In relying so heavily only on the seller’s statements, the majority blurred the identity of the speaker and the time at which the buyer’s responsibility for communication kicks in. It held that the seller’s statements to the employees may be imputed to the purchaser for purposes of the perfectly clear successor analysis, a stark departure from the Board’s previous requirement that a perfectly clear successor have engaged in a misrepresentation to the employees in order to lose its right to set initial terms. Now, the purchaser’s obligation to notify the union of a change in terms and conditions may be triggered simultaneously with the seller’s effects bargaining obligation.

Member Miscimarra, dissenting, noted that “The new affirmative duty created by my colleagues is especially unfortunate because it will predictably have consequences–however unintended they may be–that will generate greater uncertainty for, and impose greater hardship on, employees and unions involved in a sale, transfer or other conveyance of operations.” Id. at 23.

As a result, Miscimarra noted that “[M]any potential successor employers will negotiate strict limitations on a predecessor’s ability to convey any information to its employees regarding their potential employment with the successor. Nothing in the NLRA requires purchasers to disclose their employment plans to the seller, and–in view of my colleagues’ decision–purchaser would be well advised to prohibit sellers from communicating anything to their employees and unions regarding the purchaser’s employment-related plans.” Id.

The Union has petitioned for the case to be reviewed by the Ninth Circuit. The employer has requested reconsideration by the Board. It is unclear whether the Ninth Circuit Court of Appeals will push back against the Board’s extraordinary encroachment on the buyer’s ability to set initial terms.

In the meantime, potential successors contemplating asset purchases from unionized sellers should:

  • Carefully review purchase agreements for any language that could trigger a perfectly clear successor obligation under the Board’s new standard including obligations to provide similar or comparable wages and benefits to the seller’s employees.
  • Negotiate strict limitations on the seller’s ability to communicate the terms of the deal to its employees or the ramifications of the deal on their continued employment.
  • Recognize that although the seller has an effects bargaining obligation, the purchaser may want to consider insisting that any communications by the seller to the employees be coupled with affirmations that any continued employment with the buyer will be under different terms and conditions of employment.
  • Potentially require that a decision on the initial terms and conditions of employment be made prior to execution of a purchase agreement including the terms of any communications regarding those initial terms.

Ultimately, employers will continue to face the difficult balancing required in order to achieve a smooth sale while assuaging employee anxiety against the potential inability to set initial terms of employment.

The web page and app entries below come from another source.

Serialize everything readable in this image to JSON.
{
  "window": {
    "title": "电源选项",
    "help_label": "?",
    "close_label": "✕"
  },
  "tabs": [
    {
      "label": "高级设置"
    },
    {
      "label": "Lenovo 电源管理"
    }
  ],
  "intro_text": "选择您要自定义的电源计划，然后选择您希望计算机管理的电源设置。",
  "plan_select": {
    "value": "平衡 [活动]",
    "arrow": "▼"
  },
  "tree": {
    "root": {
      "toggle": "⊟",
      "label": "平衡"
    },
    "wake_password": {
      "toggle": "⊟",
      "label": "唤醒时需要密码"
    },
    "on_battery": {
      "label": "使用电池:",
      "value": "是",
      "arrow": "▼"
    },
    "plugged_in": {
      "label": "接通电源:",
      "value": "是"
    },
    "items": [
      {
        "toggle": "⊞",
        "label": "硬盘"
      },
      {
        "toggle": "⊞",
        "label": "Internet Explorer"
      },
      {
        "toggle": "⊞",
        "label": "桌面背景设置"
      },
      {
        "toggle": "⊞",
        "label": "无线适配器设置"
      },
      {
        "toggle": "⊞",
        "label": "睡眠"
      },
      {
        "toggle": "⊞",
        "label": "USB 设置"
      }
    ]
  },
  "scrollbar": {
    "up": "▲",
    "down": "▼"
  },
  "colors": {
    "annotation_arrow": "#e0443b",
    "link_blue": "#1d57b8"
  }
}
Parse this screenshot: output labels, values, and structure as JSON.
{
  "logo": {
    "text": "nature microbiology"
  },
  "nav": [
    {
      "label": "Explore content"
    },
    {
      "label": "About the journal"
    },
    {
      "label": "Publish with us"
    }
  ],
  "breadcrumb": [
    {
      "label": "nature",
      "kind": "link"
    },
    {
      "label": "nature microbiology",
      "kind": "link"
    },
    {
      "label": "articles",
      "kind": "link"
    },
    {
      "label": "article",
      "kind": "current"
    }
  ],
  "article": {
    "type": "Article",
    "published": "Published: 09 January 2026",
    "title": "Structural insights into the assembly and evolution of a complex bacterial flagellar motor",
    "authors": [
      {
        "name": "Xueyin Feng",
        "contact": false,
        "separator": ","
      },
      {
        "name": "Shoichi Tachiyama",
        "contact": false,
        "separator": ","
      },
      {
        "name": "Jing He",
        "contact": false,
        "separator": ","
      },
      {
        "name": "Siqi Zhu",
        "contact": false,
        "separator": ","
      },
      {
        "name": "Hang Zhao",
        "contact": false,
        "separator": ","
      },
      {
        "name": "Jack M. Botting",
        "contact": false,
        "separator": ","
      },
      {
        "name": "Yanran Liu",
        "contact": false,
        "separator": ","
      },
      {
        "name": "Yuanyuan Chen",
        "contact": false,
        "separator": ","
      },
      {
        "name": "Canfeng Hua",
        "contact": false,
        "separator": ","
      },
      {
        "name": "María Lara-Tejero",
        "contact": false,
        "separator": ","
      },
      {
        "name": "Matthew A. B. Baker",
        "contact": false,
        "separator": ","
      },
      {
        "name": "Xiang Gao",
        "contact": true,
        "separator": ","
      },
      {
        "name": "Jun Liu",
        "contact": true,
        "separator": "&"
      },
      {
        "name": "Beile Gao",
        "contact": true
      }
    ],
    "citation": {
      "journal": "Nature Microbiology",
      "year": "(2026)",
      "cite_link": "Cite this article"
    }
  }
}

For many purchasers, the inability to set initial terms and conditions of employment could destroy the viability of the deal itself, a result much worse for the employees created by the NLRB’s overreach.